WORK REQUEST
Once the line containing "Enumerate this screenshot's" appears, output it and each remaining line of the records below exactly, with no pictures and nothing more.

#### DATA FOR THIS TASK

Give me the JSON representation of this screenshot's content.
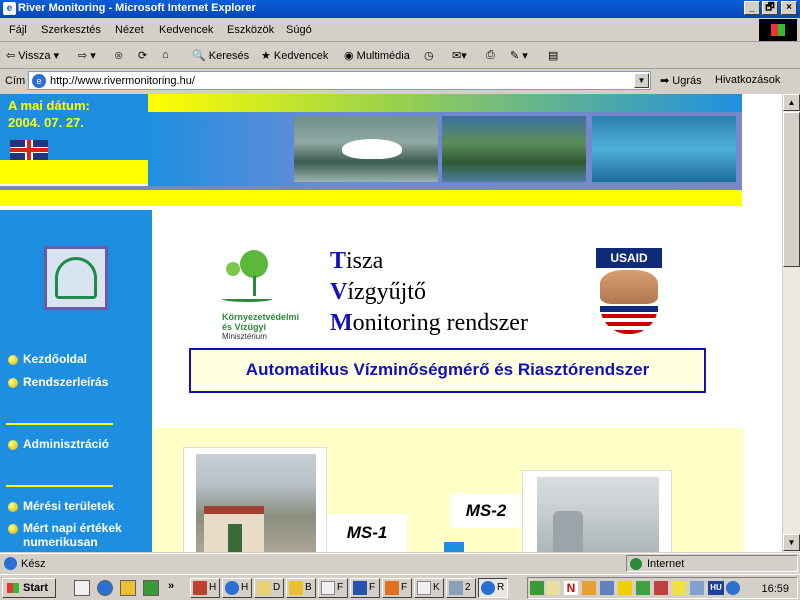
{
  "window": {
    "title": "River Monitoring - Microsoft Internet Explorer",
    "min_label": "_",
    "max_label": "🗗",
    "close_label": "×"
  },
  "menu": [
    "Fájl",
    "Szerkesztés",
    "Nézet",
    "Kedvencek",
    "Eszközök",
    "Súgó"
  ],
  "toolbar": {
    "back_label": "Vissza",
    "search_label": "Keresés",
    "favorites_label": "Kedvencek",
    "media_label": "Multimédia"
  },
  "address": {
    "label": "Cím",
    "url": "http://www.rivermonitoring.hu/",
    "go_label": "Ugrás",
    "links_label": "Hivatkozások"
  },
  "page": {
    "date_label": "A mai dátum:",
    "date_value": "2004. 07. 27.",
    "nav": {
      "home": "Kezdőoldal",
      "system": "Rendszerleírás",
      "admin": "Adminisztráció",
      "areas": "Mérési területek",
      "daily_line1": "Mért napi értékek",
      "daily_line2": "numerikusan"
    },
    "ministry": {
      "name_line1": "Környezetvédelmi",
      "name_line2": "és Vízügyi",
      "sub": "Minisztérium"
    },
    "title": {
      "l1_cap": "T",
      "l1_rest": "isza",
      "l2_cap": "V",
      "l2_rest": "ízgyűjtő",
      "l3_cap": "M",
      "l3_rest": "onitoring rendszer"
    },
    "usaid_label": "USAID",
    "subtitle": "Automatikus Vízminőségmérő és Riasztórendszer",
    "stations": {
      "ms1": "MS-1",
      "ms2": "MS-2"
    }
  },
  "status": {
    "text": "Kész",
    "zone": "Internet"
  },
  "taskbar": {
    "start_label": "Start",
    "more_label": "»",
    "tasks": [
      "H",
      "H",
      "D",
      "B",
      "F",
      "F",
      "F",
      "K",
      "2",
      "R"
    ],
    "clock": "16:59",
    "lang": "HU"
  }
}
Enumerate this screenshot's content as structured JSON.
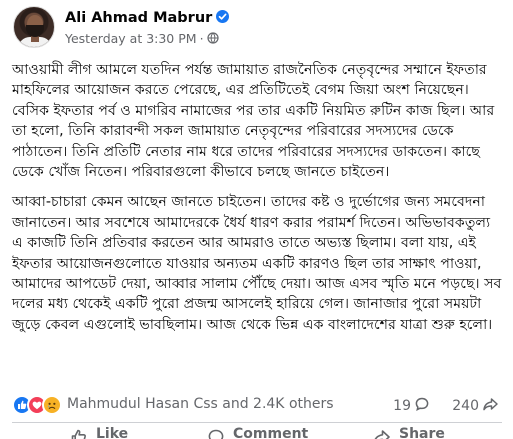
{
  "post": {
    "author": "Ali Ahmad Mabrur",
    "timestamp": "Yesterday at 3:30 PM",
    "paragraphs": [
      "আওয়ামী লীগ আমলে যতদিন পর্যন্ত জামায়াত রাজনৈতিক নেতৃবৃন্দের সম্মানে ইফতার মাহফিলের আয়োজন করতে পেরেছে, এর প্রতিটিতেই বেগম জিয়া অংশ নিয়েছেন। বেসিক ইফতার পর্ব ও মাগরিব নামাজের পর তার একটি নিয়মিত রুটিন কাজ ছিল। আর তা হলো, তিনি কারাবন্দী সকল জামায়াত নেতৃবৃন্দের পরিবারের সদস্যদের ডেকে পাঠাতেন। তিনি প্রতিটি নেতার নাম ধরে তাদের পরিবারের সদস্যদের ডাকতেন। কাছে ডেকে খোঁজ নিতেন। পরিবারগুলো কীভাবে চলছে জানতে চাইতেন।",
      "আব্বা-চাচারা কেমন আছেন জানতে চাইতেন। তাদের কষ্ট ও দুর্ভোগের জন্য সমবেদনা জানাতেন। আর সবশেষে আমাদেরকে ধৈর্য ধারণ করার পরামর্শ দিতেন। অভিভাবকতুল্য এ কাজটি তিনি প্রতিবার করতেন আর আমরাও তাতে অভ্যস্ত ছিলাম। বলা যায়, এই ইফতার আয়োজনগুলোতে যাওয়ার অন্যতম একটি কারণও ছিল তার সাক্ষাৎ পাওয়া, আমাদের আপডেট দেয়া, আব্বার সালাম পৌঁছে দেয়া। আজ এসব স্মৃতি মনে পড়ছে। সব দলের মধ্য থেকেই একটি পুরো প্রজন্ম আসলেই হারিয়ে গেল। জানাজার পুরো সময়টা জুড়ে কেবল এগুলোই ভাবছিলাম। আজ থেকে ভিন্ন এক বাংলাদেশের যাত্রা শুরু হলো।"
    ]
  },
  "stats": {
    "reactions_text": "Mahmudul Hasan Css and 2.4K others",
    "comments": "19",
    "shares": "240"
  },
  "actions": {
    "like": "Like",
    "comment": "Comment",
    "share": "Share"
  },
  "colors": {
    "accent": "#1877f2",
    "love": "#f33e58",
    "sad": "#f7b125",
    "secondary_text": "#65676b"
  },
  "icons": {
    "verified": "verified-badge-icon",
    "privacy": "globe-icon",
    "reactions": [
      "like-reaction-icon",
      "love-reaction-icon",
      "sad-reaction-icon"
    ]
  }
}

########

TASK ANSWER
Enumerate this screenshot's content as structured JSON.
{
  "post": {
    "author": "Ali Ahmad Mabrur",
    "timestamp": "Yesterday at 3:30 PM",
    "paragraphs": [
      "আওয়ামী লীগ আমলে যতদিন পর্যন্ত জামায়াত রাজনৈতিক নেতৃবৃন্দের সম্মানে ইফতার মাহফিলের আয়োজন করতে পেরেছে, এর প্রতিটিতেই বেগম জিয়া অংশ নিয়েছেন। বেসিক ইফতার পর্ব ও মাগরিব নামাজের পর তার একটি নিয়মিত রুটিন কাজ ছিল। আর তা হলো, তিনি কারাবন্দী সকল জামায়াত নেতৃবৃন্দের পরিবারের সদস্যদের ডেকে পাঠাতেন। তিনি প্রতিটি নেতার নাম ধরে তাদের পরিবারের সদস্যদের ডাকতেন। কাছে ডেকে খোঁজ নিতেন। পরিবারগুলো কীভাবে চলছে জানতে চাইতেন।",
      "আব্বা-চাচারা কেমন আছেন জানতে চাইতেন। তাদের কষ্ট ও দুর্ভোগের জন্য সমবেদনা জানাতেন। আর সবশেষে আমাদেরকে ধৈর্য ধারণ করার পরামর্শ দিতেন। অভিভাবকতুল্য এ কাজটি তিনি প্রতিবার করতেন আর আমরাও তাতে অভ্যস্ত ছিলাম। বলা যায়, এই ইফতার আয়োজনগুলোতে যাওয়ার অন্যতম একটি কারণও ছিল তার সাক্ষাৎ পাওয়া, আমাদের আপডেট দেয়া, আব্বার সালাম পৌঁছে দেয়া। আজ এসব স্মৃতি মনে পড়ছে। সব দলের মধ্য থেকেই একটি পুরো প্রজন্ম আসলেই হারিয়ে গেল। জানাজার পুরো সময়টা জুড়ে কেবল এগুলোই ভাবছিলাম। আজ থেকে ভিন্ন এক বাংলাদেশের যাত্রা শুরু হলো।"
    ]
  },
  "stats": {
    "reactions_text": "Mahmudul Hasan Css and 2.4K others",
    "comments": "19",
    "shares": "240"
  },
  "actions": {
    "like": "Like",
    "comment": "Comment",
    "share": "Share"
  },
  "colors": {
    "accent": "#1877f2",
    "love": "#f33e58",
    "sad": "#f7b125",
    "secondary_text": "#65676b"
  },
  "icons": {
    "verified": "verified-badge-icon",
    "privacy": "globe-icon",
    "reactions": [
      "like-reaction-icon",
      "love-reaction-icon",
      "sad-reaction-icon"
    ]
  }
}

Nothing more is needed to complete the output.